There’s nothing obviously moving here, and yet the audience is moved: sniffling, wiping the moisture from their cheeks. The power is in Rogers’s radical kindness at a time when public kindness is scarce. It’s as if the pressure of living in a time such as ours gets released in that theater as we’re reminded that, oh yes, that’s how people can be.
Moral elevation gains strength when it is scarce.
But there’s also something more radical going on. Mister Rogers was a lifelong Republican and an ordained Presbyterian minister. His show was an expression of the mainline Protestantism that was once the dominating morality in American life.
Once, as Tom Junod described in a profile for Esquire, Rogers met a 14-year-old boy whose cerebral palsy left him sometimes unable to walk or talk. Rogers asked the boy to pray for him.
The boy was thunderstruck. He had been the object of prayers many times, but nobody had asked him to pray for another. He said he would try since Mister Rogers must be close to God and if Mister Rogers liked him he must be O.K.

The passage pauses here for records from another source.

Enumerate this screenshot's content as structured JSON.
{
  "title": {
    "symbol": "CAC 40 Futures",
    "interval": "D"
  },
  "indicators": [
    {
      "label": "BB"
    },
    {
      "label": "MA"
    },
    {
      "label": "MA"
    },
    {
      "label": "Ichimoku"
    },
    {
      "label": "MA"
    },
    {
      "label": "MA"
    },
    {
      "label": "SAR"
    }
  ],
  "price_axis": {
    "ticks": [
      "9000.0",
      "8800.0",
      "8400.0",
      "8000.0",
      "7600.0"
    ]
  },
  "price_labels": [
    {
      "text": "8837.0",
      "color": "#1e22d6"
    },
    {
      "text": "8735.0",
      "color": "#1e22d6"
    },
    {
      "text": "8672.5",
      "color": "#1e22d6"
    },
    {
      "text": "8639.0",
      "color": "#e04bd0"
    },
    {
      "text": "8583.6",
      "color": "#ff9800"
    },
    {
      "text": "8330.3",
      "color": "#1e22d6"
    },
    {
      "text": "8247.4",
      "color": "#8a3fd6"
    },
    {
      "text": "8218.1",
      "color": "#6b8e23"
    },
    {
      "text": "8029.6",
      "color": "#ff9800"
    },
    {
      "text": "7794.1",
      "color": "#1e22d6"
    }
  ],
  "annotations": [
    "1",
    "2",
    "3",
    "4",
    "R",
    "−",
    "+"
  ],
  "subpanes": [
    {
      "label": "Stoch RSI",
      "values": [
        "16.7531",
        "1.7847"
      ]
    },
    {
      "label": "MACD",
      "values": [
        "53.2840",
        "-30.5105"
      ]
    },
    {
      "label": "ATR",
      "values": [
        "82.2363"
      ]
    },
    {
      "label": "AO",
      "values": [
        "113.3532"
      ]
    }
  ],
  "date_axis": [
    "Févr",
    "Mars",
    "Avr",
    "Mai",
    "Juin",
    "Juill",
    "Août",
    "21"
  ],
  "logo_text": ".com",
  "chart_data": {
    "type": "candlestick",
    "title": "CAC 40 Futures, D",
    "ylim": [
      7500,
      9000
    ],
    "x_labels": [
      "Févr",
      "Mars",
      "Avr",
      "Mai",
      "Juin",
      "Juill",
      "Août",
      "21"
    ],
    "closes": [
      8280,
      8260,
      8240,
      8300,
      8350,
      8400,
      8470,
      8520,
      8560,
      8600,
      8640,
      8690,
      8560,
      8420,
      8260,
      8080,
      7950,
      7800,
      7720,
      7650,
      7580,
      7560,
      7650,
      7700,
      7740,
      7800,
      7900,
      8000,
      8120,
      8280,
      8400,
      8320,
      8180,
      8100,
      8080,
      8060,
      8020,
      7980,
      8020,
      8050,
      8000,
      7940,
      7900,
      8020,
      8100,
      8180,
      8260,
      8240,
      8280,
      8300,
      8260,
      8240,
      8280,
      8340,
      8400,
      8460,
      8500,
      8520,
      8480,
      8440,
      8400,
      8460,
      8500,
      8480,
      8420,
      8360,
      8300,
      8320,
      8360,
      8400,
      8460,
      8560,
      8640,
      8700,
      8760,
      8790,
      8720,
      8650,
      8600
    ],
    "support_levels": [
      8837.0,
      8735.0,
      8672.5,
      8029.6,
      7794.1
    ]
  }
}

Junod complimented Rogers on cleverly boosting the boy’s self-esteem, but Rogers didn’t look at the situation that way at all: “Oh, heavens no, Tom! I didn’t ask him for his prayers for him; I asked for me. I asked him because I think that anyone who has gone through challenges like that must be very close to God. I asked him because I wanted his intercession.”
nd here is the radicalism that infused that show: that the child is closer to God than the adult; that the sick are closer than the healthy; that the poor are closer than the rich and the marginalized closer than the celebrated.
Rogers often comforted children on the show and taught them in simple terms, but the documentary shows how he did so with a profound respect for the dignity of each child that almost rises to veneration. You see his visceral disgust for shows that don’t show respect — that dump slime on children, that try to entertain them with manic violence.
In the gospel of Fred Rogers, children are our superiors in the way they trust each person they meet, the way they lack guile, the way a child can admit simple vulnerability.
Read on. And see the movie. It’s beautiful.